As a 13-year-old, Brigitte Murdock remembers standing in one line while her mother and brother stood in two separate lines. When their wait was over, the Murdock family received their rationed portions of food.
For nearly a year, supplies delivered by American planes sustained more than 2 million people in post-World War II West Berlin. In response to the Soviet blockade of land routes into the besieged city, the United States began a massive airlift of food, water and medicine.
When stores ran out of butter, the West Berliners received margarine, Murdock relates. When the supply of margarine was depleted, it was replaced with lard.
“We never had lard in our lives,” she says, “but when you’re hungry you’ll eat anything.”
She also recalls the handmade miniature parachutes delivering sweet treats from the Candy Bomber.
In the KUED-produced film, “The Candy Bomber” — airing Thursday, Dec. 5, at 8:30 p.m. with encores Sunday, Dec. 8, at 4 p.m. and Tuesday, Dec. 10 at 8:30 p.m. — the story of Garland, Utah, native Gail “Hal” Halvorsen is retold. The uplifting documentary also relates the importance of the Berlin Airlift and the magnanimous efforts of the Allied forces that prompted Halvorsen’s act of charity that grew exponentially.
During this time of uncertainty and deprivation, Western Allied pilots dropped 23 tons of candy for West Berlin children — but also 2 million tons of supplies to prevent starvation of a defeated enemy.
Halvorsen is interviewed to relate the story he has told many times before, but the magnificence of “The Candy Bomber” program are the accompanying accounts from Murdock and other grateful recipients of the Berlin Airlift.

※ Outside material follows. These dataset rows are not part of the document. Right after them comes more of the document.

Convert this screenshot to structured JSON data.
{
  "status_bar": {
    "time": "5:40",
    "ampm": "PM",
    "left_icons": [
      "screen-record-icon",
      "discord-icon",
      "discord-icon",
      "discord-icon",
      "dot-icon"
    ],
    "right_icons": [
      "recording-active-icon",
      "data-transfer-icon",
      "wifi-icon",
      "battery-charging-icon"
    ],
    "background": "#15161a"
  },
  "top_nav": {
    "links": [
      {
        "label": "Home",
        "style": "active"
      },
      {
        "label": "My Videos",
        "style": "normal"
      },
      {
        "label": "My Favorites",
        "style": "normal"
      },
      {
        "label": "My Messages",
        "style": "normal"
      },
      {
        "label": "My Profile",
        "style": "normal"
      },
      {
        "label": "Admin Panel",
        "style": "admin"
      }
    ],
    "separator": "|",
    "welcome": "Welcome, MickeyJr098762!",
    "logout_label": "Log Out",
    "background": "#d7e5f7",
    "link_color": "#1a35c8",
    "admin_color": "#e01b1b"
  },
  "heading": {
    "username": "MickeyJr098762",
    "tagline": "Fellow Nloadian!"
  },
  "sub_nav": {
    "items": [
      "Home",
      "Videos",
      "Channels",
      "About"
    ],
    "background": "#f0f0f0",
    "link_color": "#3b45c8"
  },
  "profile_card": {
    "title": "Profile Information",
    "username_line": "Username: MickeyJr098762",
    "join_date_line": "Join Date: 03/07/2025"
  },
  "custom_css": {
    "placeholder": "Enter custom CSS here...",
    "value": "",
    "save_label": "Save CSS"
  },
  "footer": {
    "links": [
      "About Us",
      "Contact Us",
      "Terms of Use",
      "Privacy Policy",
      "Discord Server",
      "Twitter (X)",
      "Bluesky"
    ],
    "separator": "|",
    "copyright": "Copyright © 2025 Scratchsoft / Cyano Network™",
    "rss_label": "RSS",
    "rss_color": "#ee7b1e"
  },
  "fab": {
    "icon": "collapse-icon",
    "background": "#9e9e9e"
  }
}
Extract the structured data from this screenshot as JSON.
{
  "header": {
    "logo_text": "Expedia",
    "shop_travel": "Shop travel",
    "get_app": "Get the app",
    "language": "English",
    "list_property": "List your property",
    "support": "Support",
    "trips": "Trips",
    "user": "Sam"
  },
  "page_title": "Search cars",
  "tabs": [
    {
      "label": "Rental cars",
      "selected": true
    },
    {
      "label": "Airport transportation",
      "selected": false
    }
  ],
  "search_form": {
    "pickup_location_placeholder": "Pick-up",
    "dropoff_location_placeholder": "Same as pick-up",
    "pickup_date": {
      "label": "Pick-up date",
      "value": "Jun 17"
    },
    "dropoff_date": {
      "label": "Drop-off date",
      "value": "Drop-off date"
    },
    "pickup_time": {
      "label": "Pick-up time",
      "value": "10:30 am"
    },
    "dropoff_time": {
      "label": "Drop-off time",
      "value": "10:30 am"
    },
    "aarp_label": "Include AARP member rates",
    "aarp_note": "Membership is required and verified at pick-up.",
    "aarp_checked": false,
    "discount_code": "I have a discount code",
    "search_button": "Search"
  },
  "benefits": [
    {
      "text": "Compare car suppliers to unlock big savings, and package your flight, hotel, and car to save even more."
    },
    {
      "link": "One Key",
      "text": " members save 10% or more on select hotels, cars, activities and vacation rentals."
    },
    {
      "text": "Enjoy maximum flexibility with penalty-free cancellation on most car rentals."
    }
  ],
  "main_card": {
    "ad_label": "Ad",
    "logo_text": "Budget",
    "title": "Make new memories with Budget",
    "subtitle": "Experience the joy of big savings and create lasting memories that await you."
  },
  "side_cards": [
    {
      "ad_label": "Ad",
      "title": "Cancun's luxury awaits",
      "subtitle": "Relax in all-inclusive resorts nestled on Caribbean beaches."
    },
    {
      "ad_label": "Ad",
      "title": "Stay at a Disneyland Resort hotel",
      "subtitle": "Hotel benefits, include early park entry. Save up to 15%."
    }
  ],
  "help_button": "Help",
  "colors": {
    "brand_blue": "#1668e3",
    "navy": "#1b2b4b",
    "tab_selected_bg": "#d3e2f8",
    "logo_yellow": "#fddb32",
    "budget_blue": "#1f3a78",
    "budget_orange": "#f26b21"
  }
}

Ninety tons of supplies were transported each day during the first week when the airlift began in June 1948. By the second week, the total reached 1,000 tons. The Communist press ridiculed the project, derisively referring to “the futile attempts of the Americans to save face and to maintain their untenable position in Berlin.”Comment on this story
Within one month, the airlift was succeeding. By April 1949, more cargo was airlifted than had previously been transported into the city by rail. Aircrews from the U.S. Air Force, British Royal Air Force, Royal Australian Air Force, Royal New Zealand Air Force and South African Air Force flew more than 200,000 flights, providing up to 4,700 tons of necessities daily.
Along with Halvorsen and Murdock, producer Elizabeth Searles was able to interview Halvorsen’s commander, Lt. Col. Guy B. Dunn, who had summoned the Candy Bomber pilot to his office. Instead of a reprimand, Dunn told Halvorsen, “Keep doing it!”
After a German reporter was hit in the head by a falling chocolate bar, a newspaper article about the candy’s unique delivery method was relayed around the world. And the response was enormous. Women’s clubs volunteered to contribute makeshift handkerchief parachutes. Students at a college in Massachusetts processed 18 tons of candy in seven months. The American Confectioners Association sent 600 pounds of candy by boat and rail.
The outpouring of charity that came to be known as Operations Little Vittles began when Halvorsen happened upon a crowd of children gathered at the end of Tempelhof Airport runway to watch the near-constant stream of aircraft. In a single gesture of goodwill, the young pilot dug into his pocket to find two sticks of Wrigley’s Doublemint gum.